S.Africa eyes biometric crackdown on truant teachers

South Africa A South African boy studies in school in Soweto on November 3, 2009.  By Stephane de Sakutin AFPFile
FEB 11, 2013 LISTEN
A South African boy studies in school in Soweto on November 3, 2009. By Stephane de Sakutin (AFP/File)

JOHANNESBURG (AFP) - South Africa will introduce a biometric clock-in system to curb teacher truancy and improve dismal school grades, its education minister has revealed.

"Just like in factories, teachers have to (scan their fingerprints) when they report for duty," local media on Monday quoted Basic Education Minister Angie Motshekga as saying.

The announcement comes after politicians visiting schools at the start of the new school year last month noticed that a large number of teachers were absent.

"There were 1,000 absent teachers in 451 schools visited in one day," Motshekga said, adding most of the teachers in question were school principals.

The new system will allow authorities to track teachers' movements and aims to root out bunking.

Despite receiving a large chunk of the national budget, South Africa's public education system is in a state of perennial crisis.

According to a report by the World Economic Forum last year, South Africa ranks 132th out of 144 countries for the quality of its teaching.

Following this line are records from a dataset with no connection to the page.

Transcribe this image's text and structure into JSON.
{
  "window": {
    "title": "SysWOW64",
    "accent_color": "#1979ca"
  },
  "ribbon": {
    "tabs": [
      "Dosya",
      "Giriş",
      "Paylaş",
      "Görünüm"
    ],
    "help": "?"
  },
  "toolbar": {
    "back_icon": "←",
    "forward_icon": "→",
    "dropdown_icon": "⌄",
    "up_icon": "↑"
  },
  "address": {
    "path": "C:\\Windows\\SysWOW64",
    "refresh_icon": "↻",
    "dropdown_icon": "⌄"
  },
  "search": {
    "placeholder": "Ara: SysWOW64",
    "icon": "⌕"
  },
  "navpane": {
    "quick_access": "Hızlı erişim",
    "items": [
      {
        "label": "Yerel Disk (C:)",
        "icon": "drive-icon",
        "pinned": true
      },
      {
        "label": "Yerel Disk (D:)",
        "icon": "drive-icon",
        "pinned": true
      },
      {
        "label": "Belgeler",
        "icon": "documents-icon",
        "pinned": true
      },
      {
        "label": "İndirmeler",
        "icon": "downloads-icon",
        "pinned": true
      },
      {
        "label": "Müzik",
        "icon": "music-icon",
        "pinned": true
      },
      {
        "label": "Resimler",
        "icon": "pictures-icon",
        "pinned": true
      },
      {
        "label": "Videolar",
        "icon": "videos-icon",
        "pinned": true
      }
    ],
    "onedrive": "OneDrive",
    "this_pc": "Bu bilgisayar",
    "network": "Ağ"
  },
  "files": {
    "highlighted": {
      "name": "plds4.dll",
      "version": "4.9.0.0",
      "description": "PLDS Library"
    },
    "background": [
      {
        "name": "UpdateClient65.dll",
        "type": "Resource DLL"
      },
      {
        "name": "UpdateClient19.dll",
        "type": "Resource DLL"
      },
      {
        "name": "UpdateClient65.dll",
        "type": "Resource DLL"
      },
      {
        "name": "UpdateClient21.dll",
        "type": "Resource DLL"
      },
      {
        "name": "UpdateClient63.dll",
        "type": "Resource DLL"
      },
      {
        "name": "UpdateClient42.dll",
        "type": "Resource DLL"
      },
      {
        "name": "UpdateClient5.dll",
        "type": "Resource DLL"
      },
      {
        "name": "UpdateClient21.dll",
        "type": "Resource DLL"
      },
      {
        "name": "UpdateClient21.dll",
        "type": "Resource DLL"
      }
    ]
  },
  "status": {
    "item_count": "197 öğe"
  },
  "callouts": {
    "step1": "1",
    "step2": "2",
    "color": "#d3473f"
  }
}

In 2012, only 2.3 percent of 15-year-olds achieved a pass grade in mathematics, a study showed.

Critics say that problems plaguing the system include inadequate teacher training, lack of school books, overcrowding, teacher absenteeism and union resistance to reform.

The government has floated the idea of making teaching an essential service, effectively making strikes illegal, but would face stiff opposition from unionists within the ruling ANC coalition.